The UK prime minister has defended a one percent pay rise for NHS nurses by pointing to workers getting no rise at all, pitting people against each other again. Maybe this time they’ll see through his divisive, diversionary ploys?
has been defending his government’s plans. He’s done a lot of ‘defending of plans’ in the last year, along with a lot of ‘explaining of U-turns’ as he snakes and spins his way through the pandemic – in more ways than one.
The latest plan that’s needed defending is the one to give NHS nurses a measly one percent pay rise. It’s what is colloquially called a ‘dick move’.
Yes, these are the same nurses rightly being lauded for their frontline efforts during the pandemic and whom we were asked – including by Johnson himself – to applaud or bang baking trays for every Thursday evening during the first lockdown.
These are the same nurses who suffered real-term pay decreases during a decade of unnecessary austerity imposed by Johnson’s party.
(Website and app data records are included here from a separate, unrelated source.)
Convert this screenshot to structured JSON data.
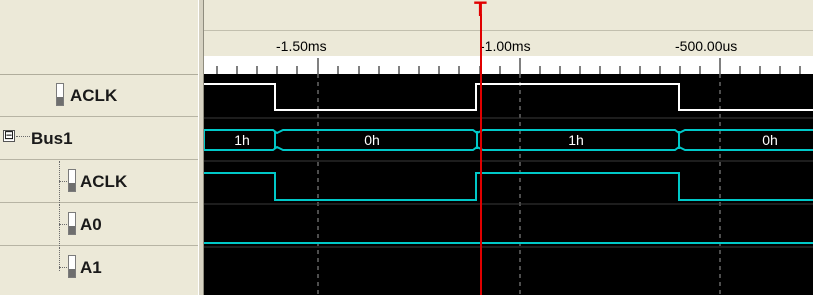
{
  "cursor": {
    "label": "T"
  },
  "timeline": {
    "labels": [
      "-1.50ms",
      "-1.00ms",
      "-500.00us"
    ]
  },
  "signals": [
    {
      "label": "ACLK"
    },
    {
      "label": "Bus1",
      "expand_symbol": "⊟"
    },
    {
      "label": "ACLK"
    },
    {
      "label": "A0"
    },
    {
      "label": "A1"
    }
  ],
  "bus_values": [
    "1h",
    "0h",
    "1h",
    "0h"
  ],
  "colors": {
    "waveform_background": "#000000",
    "clock_trace": "#ffffff",
    "bus_trace": "#00c8c8",
    "cursor": "#e00000",
    "grid": "#9a9a9a"
  }
}
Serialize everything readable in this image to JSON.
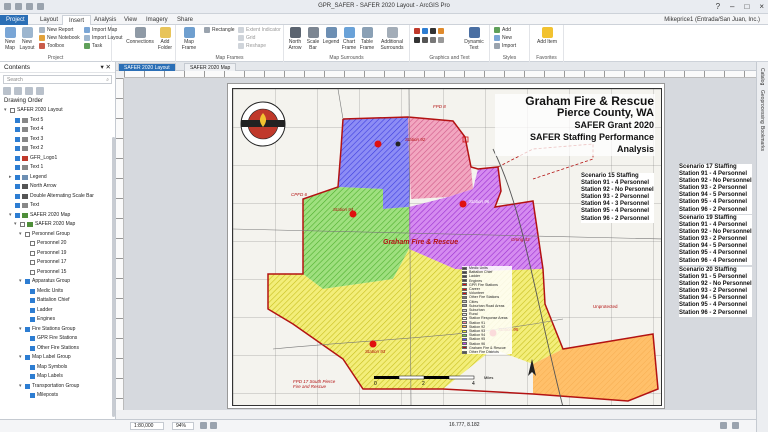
{
  "window": {
    "title": "GPR_SAFER - SAFER 2020 Layout - ArcGIS Pro"
  },
  "ribbon_tabs": [
    "Project",
    "Layout",
    "Insert",
    "Analysis",
    "View",
    "Imagery",
    "Share"
  ],
  "active_tab": "Insert",
  "user": "Mikeprice1 (Entrada/San Juan, Inc.)",
  "ribbon": {
    "project": {
      "label": "Project",
      "new_map": "New Map",
      "new_layout": "New Layout",
      "new_report": "New Report",
      "new_notebook": "New Notebook",
      "toolbox": "Toolbox",
      "import_map": "Import Map",
      "import_layout": "Import Layout",
      "task": "Task",
      "connections": "Connections",
      "add_folder": "Add Folder"
    },
    "map_frames": {
      "label": "Map Frames",
      "map_frame": "Map Frame",
      "rectangle": "Rectangle",
      "extent_indicator": "Extent Indicator",
      "grid": "Grid",
      "reshape": "Reshape"
    },
    "map_surrounds": {
      "label": "Map Surrounds",
      "north_arrow": "North Arrow",
      "scale_bar": "Scale Bar",
      "legend": "Legend",
      "chart_frame": "Chart Frame",
      "table_frame": "Table Frame",
      "additional_surrounds": "Additional Surrounds"
    },
    "graphics": {
      "label": "Graphics and Text",
      "dynamic_text": "Dynamic Text"
    },
    "styles": {
      "label": "Styles",
      "add": "Add",
      "new": "New",
      "import": "Import"
    },
    "favorites": {
      "label": "Favorites",
      "add_item": "Add Item"
    }
  },
  "contents": {
    "title": "Contents",
    "search_placeholder": "Search",
    "drawing_order": "Drawing Order",
    "items": [
      {
        "label": "SAFER 2020 Layout",
        "indent": 0,
        "expander": "▾",
        "checked": false,
        "swatch": ""
      },
      {
        "label": "Text 5",
        "indent": 1,
        "expander": "",
        "checked": true,
        "swatch": "#888888"
      },
      {
        "label": "Text 4",
        "indent": 1,
        "expander": "",
        "checked": true,
        "swatch": "#888888"
      },
      {
        "label": "Text 3",
        "indent": 1,
        "expander": "",
        "checked": true,
        "swatch": "#888888"
      },
      {
        "label": "Text 2",
        "indent": 1,
        "expander": "",
        "checked": true,
        "swatch": "#888888"
      },
      {
        "label": "GFR_Logo1",
        "indent": 1,
        "expander": "",
        "checked": true,
        "swatch": "#c0392b"
      },
      {
        "label": "Text 1",
        "indent": 1,
        "expander": "",
        "checked": true,
        "swatch": "#888888"
      },
      {
        "label": "Legend",
        "indent": 1,
        "expander": "▸",
        "checked": true,
        "swatch": "#6d8fb3"
      },
      {
        "label": "North Arrow",
        "indent": 1,
        "expander": "",
        "checked": true,
        "swatch": "#555555"
      },
      {
        "label": "Double Alternating Scale Bar",
        "indent": 1,
        "expander": "",
        "checked": true,
        "swatch": "#555555"
      },
      {
        "label": "Text",
        "indent": 1,
        "expander": "",
        "checked": true,
        "swatch": "#888888"
      },
      {
        "label": "SAFER 2020 Map",
        "indent": 1,
        "expander": "▾",
        "checked": true,
        "swatch": "#4f8f3a"
      },
      {
        "label": "SAFER 2020 Map",
        "indent": 2,
        "expander": "▾",
        "checked": false,
        "swatch": "#4f8f3a"
      },
      {
        "label": "Personnel Group",
        "indent": 3,
        "expander": "▾",
        "checked": false,
        "swatch": ""
      },
      {
        "label": "Personnel 20",
        "indent": 4,
        "expander": "",
        "checked": false,
        "swatch": ""
      },
      {
        "label": "Personnel 19",
        "indent": 4,
        "expander": "",
        "checked": false,
        "swatch": ""
      },
      {
        "label": "Personnel 17",
        "indent": 4,
        "expander": "",
        "checked": false,
        "swatch": ""
      },
      {
        "label": "Personnel 15",
        "indent": 4,
        "expander": "",
        "checked": false,
        "swatch": ""
      },
      {
        "label": "Apparatus Group",
        "indent": 3,
        "expander": "▾",
        "checked": true,
        "swatch": ""
      },
      {
        "label": "Medic Units",
        "indent": 4,
        "expander": "",
        "checked": true,
        "swatch": ""
      },
      {
        "label": "Battalion Chief",
        "indent": 4,
        "expander": "",
        "checked": true,
        "swatch": ""
      },
      {
        "label": "Ladder",
        "indent": 4,
        "expander": "",
        "checked": true,
        "swatch": ""
      },
      {
        "label": "Engines",
        "indent": 4,
        "expander": "",
        "checked": true,
        "swatch": ""
      },
      {
        "label": "Fire Stations Group",
        "indent": 3,
        "expander": "▾",
        "checked": true,
        "swatch": ""
      },
      {
        "label": "GPR Fire Stations",
        "indent": 4,
        "expander": "",
        "checked": true,
        "swatch": ""
      },
      {
        "label": "Other Fire Stations",
        "indent": 4,
        "expander": "",
        "checked": true,
        "swatch": ""
      },
      {
        "label": "Map Label Group",
        "indent": 3,
        "expander": "▾",
        "checked": true,
        "swatch": ""
      },
      {
        "label": "Map Symbols",
        "indent": 4,
        "expander": "",
        "checked": true,
        "swatch": ""
      },
      {
        "label": "Map Labels",
        "indent": 4,
        "expander": "",
        "checked": true,
        "swatch": ""
      },
      {
        "label": "Transportation Group",
        "indent": 3,
        "expander": "▾",
        "checked": true,
        "swatch": ""
      },
      {
        "label": "Mileposts",
        "indent": 4,
        "expander": "",
        "checked": true,
        "swatch": ""
      }
    ]
  },
  "doc_tabs": [
    "SAFER 2020 Layout",
    "SAFER 2020 Map"
  ],
  "layout": {
    "title": [
      "Graham Fire & Rescue",
      "Pierce County, WA",
      "SAFER Grant 2020",
      "SAFER Staffing Performance Analysis"
    ],
    "scenario15": [
      "Scenario 15 Staffing",
      "Station 91 - 4 Personnel",
      "Station 92 - No Personnel",
      "Station 93 - 2 Personnel",
      "Station 94 - 3 Personnel",
      "Station 95 - 4 Personnel",
      "Station 96 - 2 Personnel"
    ],
    "scenario17": [
      "Scenario 17 Staffing",
      "Station 91 - 4 Personnel",
      "Station 92 - No Personnel",
      "Station 93 - 2 Personnel",
      "Station 94 - 5 Personnel",
      "Station 95 - 4 Personnel",
      "Station 96 - 2 Personnel"
    ],
    "scenario19": [
      "Scenario 19 Staffing",
      "Station 91 - 4 Personnel",
      "Station 92 - No Personnel",
      "Station 93 - 2 Personnel",
      "Station 94 - 5 Personnel",
      "Station 95 - 4 Personnel",
      "Station 96 - 4 Personnel"
    ],
    "scenario20": [
      "Scenario 20 Staffing",
      "Station 91 - 5 Personnel",
      "Station 92 - No Personnel",
      "Station 93 - 2 Personnel",
      "Station 94 - 5 Personnel",
      "Station 95 - 4 Personnel",
      "Station 96 - 2 Personnel"
    ],
    "map_labels": {
      "district": "Graham Fire & Rescue",
      "fpd17": "FPD 17 South Pierce Fire and Rescue",
      "st94": "Station 94",
      "st96": "Station 96",
      "st93": "Station 93",
      "st95": "Station 95",
      "st92": "Station 92",
      "unprotected": "Unprotected",
      "orting": "Orting 43",
      "fpd8": "FPD 8",
      "cpfd": "CPFD 6"
    },
    "legend": [
      {
        "label": "Medic Units",
        "color": "#444444"
      },
      {
        "label": "Battalion Chief",
        "color": "#444444"
      },
      {
        "label": "Ladder",
        "color": "#444444"
      },
      {
        "label": "Engines",
        "color": "#444444"
      },
      {
        "label": "GPR Fire Stations",
        "color": "#d01010"
      },
      {
        "label": "Career",
        "color": "#d01010"
      },
      {
        "label": "Volunteer",
        "color": "#d01010"
      },
      {
        "label": "Other Fire Stations",
        "color": "#777777"
      },
      {
        "label": "Cities",
        "color": "#bbbbbb"
      },
      {
        "label": "Suburban Road Areas",
        "color": "#999999"
      },
      {
        "label": "Suburban",
        "color": "#cccccc"
      },
      {
        "label": "Rural",
        "color": "#eeeeee"
      },
      {
        "label": "Station Response Areas",
        "color": "#ffffff"
      },
      {
        "label": "Station 91",
        "color": "#ff8fa6"
      },
      {
        "label": "Station 92",
        "color": "#ffb34d"
      },
      {
        "label": "Station 93",
        "color": "#f0ea3a"
      },
      {
        "label": "Station 94",
        "color": "#6ed34a"
      },
      {
        "label": "Station 95",
        "color": "#5a5af5"
      },
      {
        "label": "Station 96",
        "color": "#c74ee8"
      },
      {
        "label": "Graham Fire & Rescue",
        "color": "#b31212"
      },
      {
        "label": "Other Fire Districts",
        "color": "#555555"
      }
    ],
    "scale_labels": [
      "0",
      "2",
      "4"
    ],
    "scale_unit": "Miles"
  },
  "status": {
    "scale": "1:80,000",
    "zoom": "94%",
    "coords": "16.777, 8.182"
  },
  "right_panels": [
    "Catalog",
    "Geoprocessing",
    "Bookmarks"
  ],
  "colors": {
    "project_tab": "#2b6fb6",
    "district_border": "#b31212",
    "station_red": "#e01010"
  }
}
And whose working conditions have become so cruddy that there are more than 40,000 nursing vacancies in the NHS (equivalent to 13% of the total currently employed).
So, how did he try to convince these nurses – and the rest of us – that they should be happy with one percent and some raucous kitchen-utensil-based thanks?
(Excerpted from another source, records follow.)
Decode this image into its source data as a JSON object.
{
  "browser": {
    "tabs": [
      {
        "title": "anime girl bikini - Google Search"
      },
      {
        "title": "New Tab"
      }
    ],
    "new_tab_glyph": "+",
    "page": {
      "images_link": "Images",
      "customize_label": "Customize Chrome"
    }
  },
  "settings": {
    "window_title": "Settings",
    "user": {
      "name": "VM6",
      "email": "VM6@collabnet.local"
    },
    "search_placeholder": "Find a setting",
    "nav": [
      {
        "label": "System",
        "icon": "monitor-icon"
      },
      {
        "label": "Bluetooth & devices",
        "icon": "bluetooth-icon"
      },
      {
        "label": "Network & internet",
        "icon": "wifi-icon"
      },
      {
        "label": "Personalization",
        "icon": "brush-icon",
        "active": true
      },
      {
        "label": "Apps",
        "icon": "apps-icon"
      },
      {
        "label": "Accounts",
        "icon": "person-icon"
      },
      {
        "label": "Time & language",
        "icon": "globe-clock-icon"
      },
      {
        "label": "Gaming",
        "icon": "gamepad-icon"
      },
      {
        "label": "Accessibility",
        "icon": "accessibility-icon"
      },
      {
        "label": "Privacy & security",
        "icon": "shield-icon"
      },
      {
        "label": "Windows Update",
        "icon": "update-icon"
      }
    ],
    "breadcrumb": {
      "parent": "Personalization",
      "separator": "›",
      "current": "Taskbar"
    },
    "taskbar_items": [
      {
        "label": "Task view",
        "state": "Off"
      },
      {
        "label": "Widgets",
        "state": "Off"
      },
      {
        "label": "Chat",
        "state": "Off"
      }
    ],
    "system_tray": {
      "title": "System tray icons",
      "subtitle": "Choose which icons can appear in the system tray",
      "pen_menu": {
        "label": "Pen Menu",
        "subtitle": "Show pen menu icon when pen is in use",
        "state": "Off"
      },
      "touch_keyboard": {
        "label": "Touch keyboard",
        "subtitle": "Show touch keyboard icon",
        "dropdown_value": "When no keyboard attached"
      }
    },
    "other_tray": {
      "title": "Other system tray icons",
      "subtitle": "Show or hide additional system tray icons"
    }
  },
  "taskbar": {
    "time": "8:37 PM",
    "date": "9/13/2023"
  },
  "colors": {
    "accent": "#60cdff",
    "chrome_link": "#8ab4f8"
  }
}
He started by saying it was all the government could afford. A government that has spent hundreds of billions on the pandemic response – including, to dip into the Johnsonian lexicon, ‘spaffing’ tens of millions by giving contracts to their unqualified chums – couldn’t find a few quid more for people who are actually useful.
Knowing that this wasn’t enough, he then removed the ace from his crumpled sleeve.
“Don’t forget that there has been a public sector pay freeze,” he said. Nurses should be happy with little because the police, fire service, teachers and civil servants will get nothing.
This is the equivalent of cutting someone’s hand off and telling them to be grateful because everyone else had their arm cut off, then whispering to the one-armed that they should resent the merely one-handed for having two elbows, forcing the latter to defend their good fortune.
It’s the ancient tactic of 'divide and conquer’ or, as Johson would probably call it, divide et impera. (Did you know he speaks Latin? He doesn’t like to mention it.) And, of course, while they’re bickering with each other, neither group is pointing its remaining fingers at the people who are doing the chopping.
There are signs that it’s working, too. While senior nursing representatives are warning of strikes and of more staff leaving the profession due to the low pay, I’ve listened to radio shows on very moderate stations in which people have felt the need to angrily tell listeners that they have no sympathy for nurses because their situation is worse.
They’ve lost a job during the pandemic or had a company fold, they’re a prison or police officer whose pay won’t rise at all, they say. All are injustices caused by this irksome bug and no fault of their own, but they’re playing the government’s game and going for gold in the race to the bottom. My problems are bigger than your problems, so shut up.
It’s like Monty Python’s ‘Four Yorkshiremen’ sketch, in which the eponymous quartet compete over who had the most impoverished childhood: “I had to work 29 hours a day down t’mill and pay t’mill owner for permission to come to work” and so on.
And as this infighting carries on among the populace, the government dishes out limbs to its pals and demands not even a fingernail from those who can afford it.
It’s a tactic familiar to Johnson and his colleagues. They used their “we’re all in it together” mantra post-2010 as they stripped public services, suppressed wages, and then whipped up anti-immigrant feelings so people had someone other than the government to blame for their austerity-driven misery.
The lingering ‘them and us’ rhetoric of Brexit, too, has split a nation, distracting it from the government’s removal of civil and workers’ rights, mismanagement of the economy, and trade-deal negotiations that would have been better carried out by the crack team of Larry and Dilyn – the Downing Street cat and dog.
And all the time, the rich get richer, the gap gets wider, and we start thinking our neighbours are selfish, racist or scrounging wankers.
It’s so obvious and yet it keeps on working. Why? Because we’ve been led so far down this tortuous rabbit hole of finding other ordinary people to blame for our woes that we too rarely look towards the people with actual power and influence.
Johnson’s standing has even gone up in recent polls because, ironically, the NHS and its nurses have been great at vaccinating people. A tragic record of pandemic mismanagement that made Britain a corpse-laden plague island seems to count for nothing.
It’s probably a hopeless wish, but I’d love for the government’s treatment of the nurses to be a unifying moment that forces it into an umpteenth U-turn. For ordinary people to finally refuse to play its divisive game, stick together and give it the finger. If they still have one.